What you will do
Reproduce the records. Keep every word exact and include no images.

Data for processing
__________________________________________________

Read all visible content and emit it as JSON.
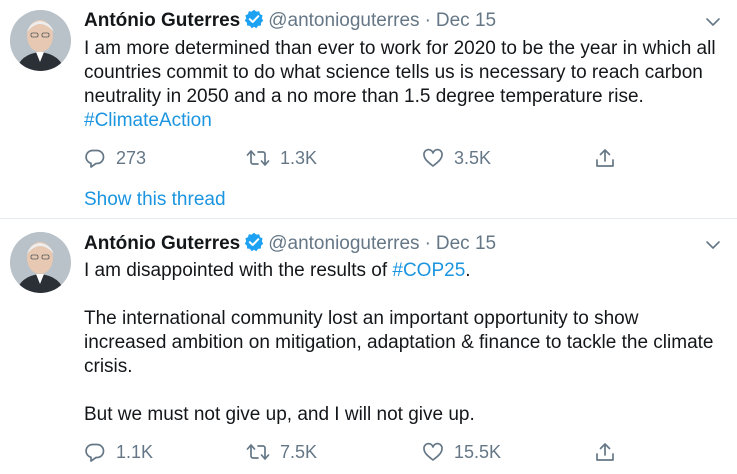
{
  "tweets": [
    {
      "author_name": "António Guterres",
      "handle": "@antonioguterres",
      "separator": "·",
      "date": "Dec 15",
      "body": [
        [
          {
            "text": "I am more determined than ever to work for 2020 to be the year in which all countries commit to do what science tells us is necessary to reach carbon neutrality in 2050 and a no more than 1.5 degree temperature rise. ",
            "type": "text"
          },
          {
            "text": "#ClimateAction",
            "type": "hashtag"
          }
        ]
      ],
      "replies": "273",
      "retweets": "1.3K",
      "likes": "3.5K",
      "show_thread": "Show this thread"
    },
    {
      "author_name": "António Guterres",
      "handle": "@antonioguterres",
      "separator": "·",
      "date": "Dec 15",
      "body": [
        [
          {
            "text": "I am disappointed with the results of ",
            "type": "text"
          },
          {
            "text": "#COP25",
            "type": "hashtag"
          },
          {
            "text": ".",
            "type": "text"
          }
        ],
        [
          {
            "text": "The international community lost an important opportunity to show increased ambition on mitigation, adaptation & finance to tackle the climate crisis.",
            "type": "text"
          }
        ],
        [
          {
            "text": "But we must not give up, and I will not give up.",
            "type": "text"
          }
        ]
      ],
      "replies": "1.1K",
      "retweets": "7.5K",
      "likes": "15.5K"
    }
  ],
  "icons": {
    "verified": "verified-badge-icon",
    "caret": "chevron-down-icon",
    "reply": "reply-icon",
    "retweet": "retweet-icon",
    "like": "heart-icon",
    "share": "share-icon"
  },
  "colors": {
    "link": "#1b95e0",
    "muted": "#657786",
    "text": "#14171a",
    "divider": "#e6ecf0"
  }
}
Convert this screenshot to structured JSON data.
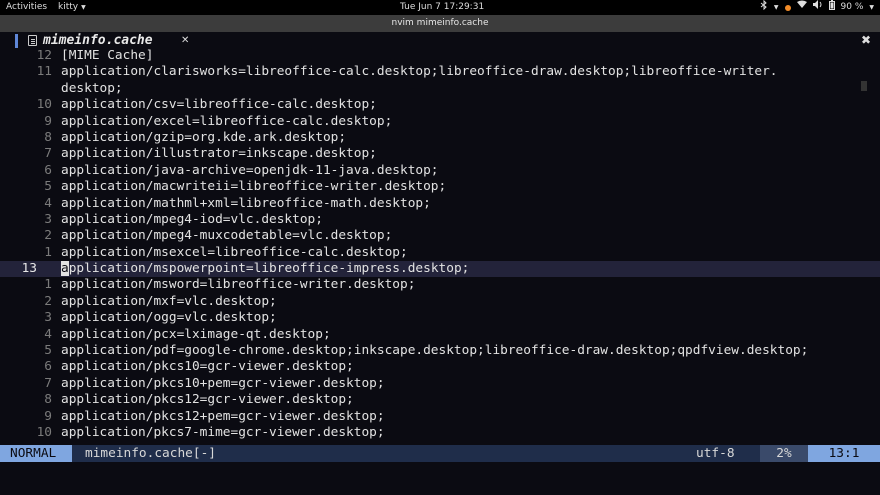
{
  "topbar": {
    "activities": "Activities",
    "app_name": "kitty",
    "clock": "Tue Jun 7  17:29:31",
    "battery": "90 %"
  },
  "window": {
    "title": "nvim mimeinfo.cache"
  },
  "tab": {
    "name": "mimeinfo.cache",
    "close": "✕",
    "right_close": "✖"
  },
  "lines": [
    {
      "num": "12",
      "text": "[MIME Cache]"
    },
    {
      "num": "11",
      "text": "application/clarisworks=libreoffice-calc.desktop;libreoffice-draw.desktop;libreoffice-writer."
    },
    {
      "num": "",
      "text": "desktop;"
    },
    {
      "num": "10",
      "text": "application/csv=libreoffice-calc.desktop;"
    },
    {
      "num": "9",
      "text": "application/excel=libreoffice-calc.desktop;"
    },
    {
      "num": "8",
      "text": "application/gzip=org.kde.ark.desktop;"
    },
    {
      "num": "7",
      "text": "application/illustrator=inkscape.desktop;"
    },
    {
      "num": "6",
      "text": "application/java-archive=openjdk-11-java.desktop;"
    },
    {
      "num": "5",
      "text": "application/macwriteii=libreoffice-writer.desktop;"
    },
    {
      "num": "4",
      "text": "application/mathml+xml=libreoffice-math.desktop;"
    },
    {
      "num": "3",
      "text": "application/mpeg4-iod=vlc.desktop;"
    },
    {
      "num": "2",
      "text": "application/mpeg4-muxcodetable=vlc.desktop;"
    },
    {
      "num": "1",
      "text": "application/msexcel=libreoffice-calc.desktop;"
    },
    {
      "num": "13",
      "text": "pplication/mspowerpoint=libreoffice-impress.desktop;",
      "cursor_char": "a",
      "current": true
    },
    {
      "num": "1",
      "text": "application/msword=libreoffice-writer.desktop;"
    },
    {
      "num": "2",
      "text": "application/mxf=vlc.desktop;"
    },
    {
      "num": "3",
      "text": "application/ogg=vlc.desktop;"
    },
    {
      "num": "4",
      "text": "application/pcx=lximage-qt.desktop;"
    },
    {
      "num": "5",
      "text": "application/pdf=google-chrome.desktop;inkscape.desktop;libreoffice-draw.desktop;qpdfview.desktop;"
    },
    {
      "num": "6",
      "text": "application/pkcs10=gcr-viewer.desktop;"
    },
    {
      "num": "7",
      "text": "application/pkcs10+pem=gcr-viewer.desktop;"
    },
    {
      "num": "8",
      "text": "application/pkcs12=gcr-viewer.desktop;"
    },
    {
      "num": "9",
      "text": "application/pkcs12+pem=gcr-viewer.desktop;"
    },
    {
      "num": "10",
      "text": "application/pkcs7-mime=gcr-viewer.desktop;"
    }
  ],
  "status": {
    "mode": "NORMAL",
    "filename": "mimeinfo.cache[-]",
    "encoding": "utf-8",
    "percent": "2%",
    "position": "13:1"
  },
  "icons": {
    "bluetooth": "bluetooth-icon",
    "wifi": "wifi-icon",
    "volume": "volume-icon",
    "battery": "battery-icon",
    "file": "file-icon"
  }
}
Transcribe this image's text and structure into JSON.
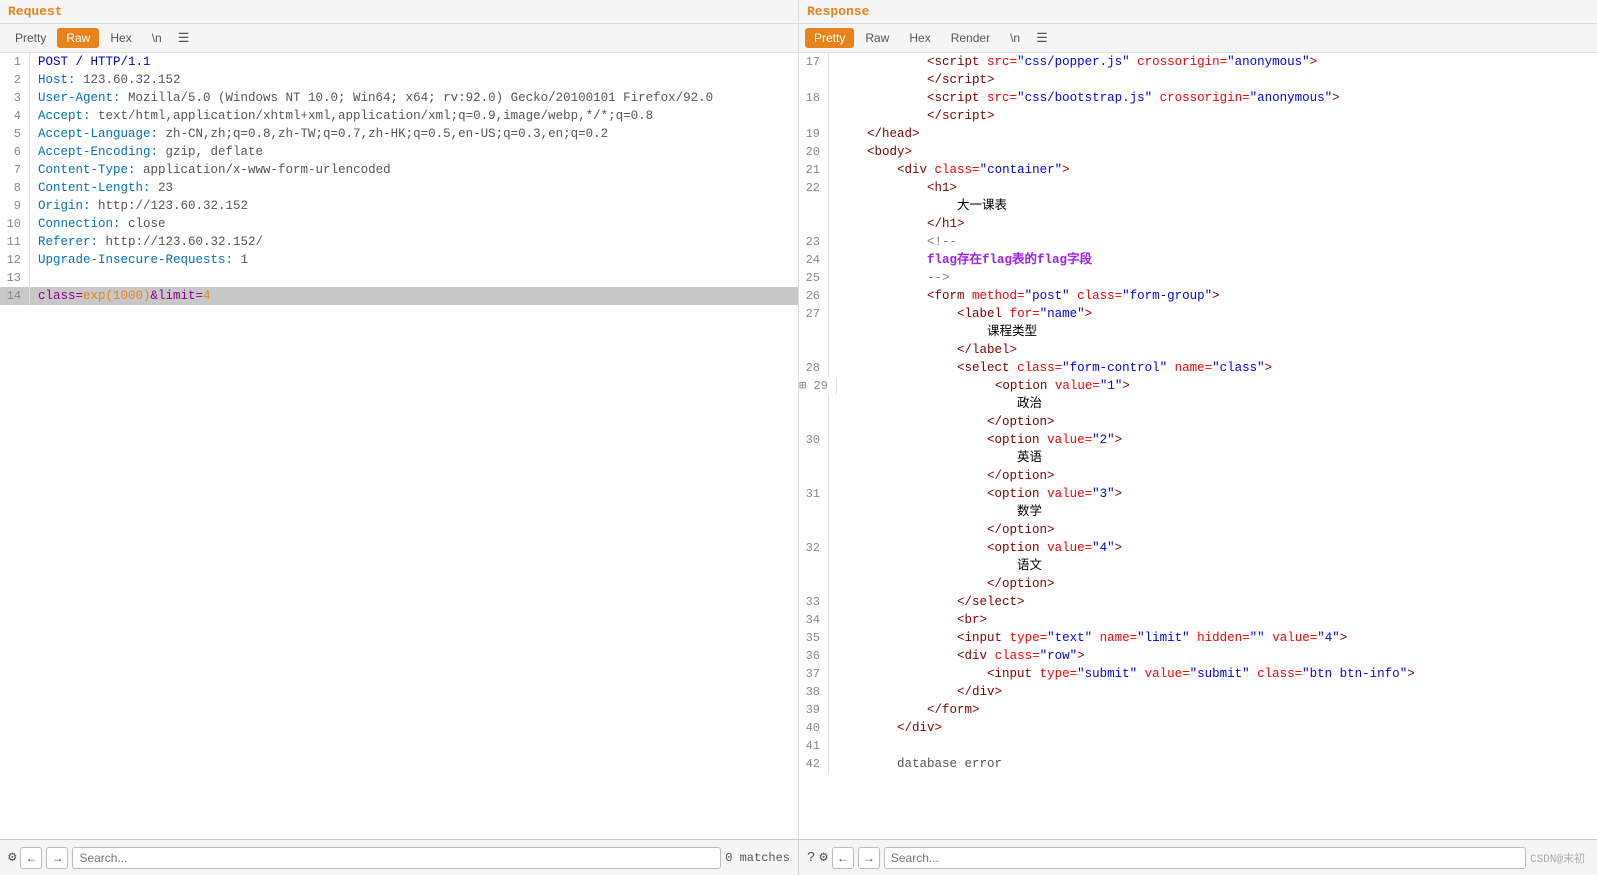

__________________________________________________

Answer below
Read all visible content and emit it as JSON.
{
  "tweets": [
    {
      "author_name": "António Guterres",
      "handle": "@antonioguterres",
      "separator": "·",
      "date": "Dec 15",
      "body": [
        [
          {
            "text": "I am more determined than ever to work for 2020 to be the year in which all countries commit to do what science tells us is necessary to reach carbon neutrality in 2050 and a no more than 1.5 degree temperature rise. ",
            "type": "text"
          },
          {
            "text": "#ClimateAction",
            "type": "hashtag"
          }
        ]
      ],
      "replies": "273",
      "retweets": "1.3K",
      "likes": "3.5K",
      "show_thread": "Show this thread"
    },
    {
      "author_name": "António Guterres",
      "handle": "@antonioguterres",
      "separator": "·",
      "date": "Dec 15",
      "body": [
        [
          {
            "text": "I am disappointed with the results of ",
            "type": "text"
          },
          {
            "text": "#COP25",
            "type": "hashtag"
          },
          {
            "text": ".",
            "type": "text"
          }
        ],
        [
          {
            "text": "The international community lost an important opportunity to show increased ambition on mitigation, adaptation & finance to tackle the climate crisis.",
            "type": "text"
          }
        ],
        [
          {
            "text": "But we must not give up, and I will not give up.",
            "type": "text"
          }
        ]
      ],
      "replies": "1.1K",
      "retweets": "7.5K",
      "likes": "15.5K"
    }
  ],
  "icons": {
    "verified": "verified-badge-icon",
    "caret": "chevron-down-icon",
    "reply": "reply-icon",
    "retweet": "retweet-icon",
    "like": "heart-icon",
    "share": "share-icon"
  },
  "colors": {
    "link": "#1b95e0",
    "muted": "#657786",
    "text": "#14171a",
    "divider": "#e6ecf0"
  }
}
Convert this screenshot to structured JSON data.
{
  "topbar": {
    "activities": "Activities",
    "app_name": "kitty",
    "clock": "Tue Jun 7  17:29:31",
    "battery": "90 %"
  },
  "window": {
    "title": "nvim mimeinfo.cache"
  },
  "tab": {
    "name": "mimeinfo.cache",
    "close": "✕",
    "right_close": "✖"
  },
  "lines": [
    {
      "num": "12",
      "text": "[MIME Cache]"
    },
    {
      "num": "11",
      "text": "application/clarisworks=libreoffice-calc.desktop;libreoffice-draw.desktop;libreoffice-writer."
    },
    {
      "num": "",
      "text": "desktop;"
    },
    {
      "num": "10",
      "text": "application/csv=libreoffice-calc.desktop;"
    },
    {
      "num": "9",
      "text": "application/excel=libreoffice-calc.desktop;"
    },
    {
      "num": "8",
      "text": "application/gzip=org.kde.ark.desktop;"
    },
    {
      "num": "7",
      "text": "application/illustrator=inkscape.desktop;"
    },
    {
      "num": "6",
      "text": "application/java-archive=openjdk-11-java.desktop;"
    },
    {
      "num": "5",
      "text": "application/macwriteii=libreoffice-writer.desktop;"
    },
    {
      "num": "4",
      "text": "application/mathml+xml=libreoffice-math.desktop;"
    },
    {
      "num": "3",
      "text": "application/mpeg4-iod=vlc.desktop;"
    },
    {
      "num": "2",
      "text": "application/mpeg4-muxcodetable=vlc.desktop;"
    },
    {
      "num": "1",
      "text": "application/msexcel=libreoffice-calc.desktop;"
    },
    {
      "num": "13",
      "text": "pplication/mspowerpoint=libreoffice-impress.desktop;",
      "cursor_char": "a",
      "current": true
    },
    {
      "num": "1",
      "text": "application/msword=libreoffice-writer.desktop;"
    },
    {
      "num": "2",
      "text": "application/mxf=vlc.desktop;"
    },
    {
      "num": "3",
      "text": "application/ogg=vlc.desktop;"
    },
    {
      "num": "4",
      "text": "application/pcx=lximage-qt.desktop;"
    },
    {
      "num": "5",
      "text": "application/pdf=google-chrome.desktop;inkscape.desktop;libreoffice-draw.desktop;qpdfview.desktop;"
    },
    {
      "num": "6",
      "text": "application/pkcs10=gcr-viewer.desktop;"
    },
    {
      "num": "7",
      "text": "application/pkcs10+pem=gcr-viewer.desktop;"
    },
    {
      "num": "8",
      "text": "application/pkcs12=gcr-viewer.desktop;"
    },
    {
      "num": "9",
      "text": "application/pkcs12+pem=gcr-viewer.desktop;"
    },
    {
      "num": "10",
      "text": "application/pkcs7-mime=gcr-viewer.desktop;"
    }
  ],
  "status": {
    "mode": "NORMAL",
    "filename": "mimeinfo.cache[-]",
    "encoding": "utf-8",
    "percent": "2%",
    "position": "13:1"
  },
  "icons": {
    "bluetooth": "bluetooth-icon",
    "wifi": "wifi-icon",
    "volume": "volume-icon",
    "battery": "battery-icon",
    "file": "file-icon"
  }
}
Transcribe this image's text and structure into JSON.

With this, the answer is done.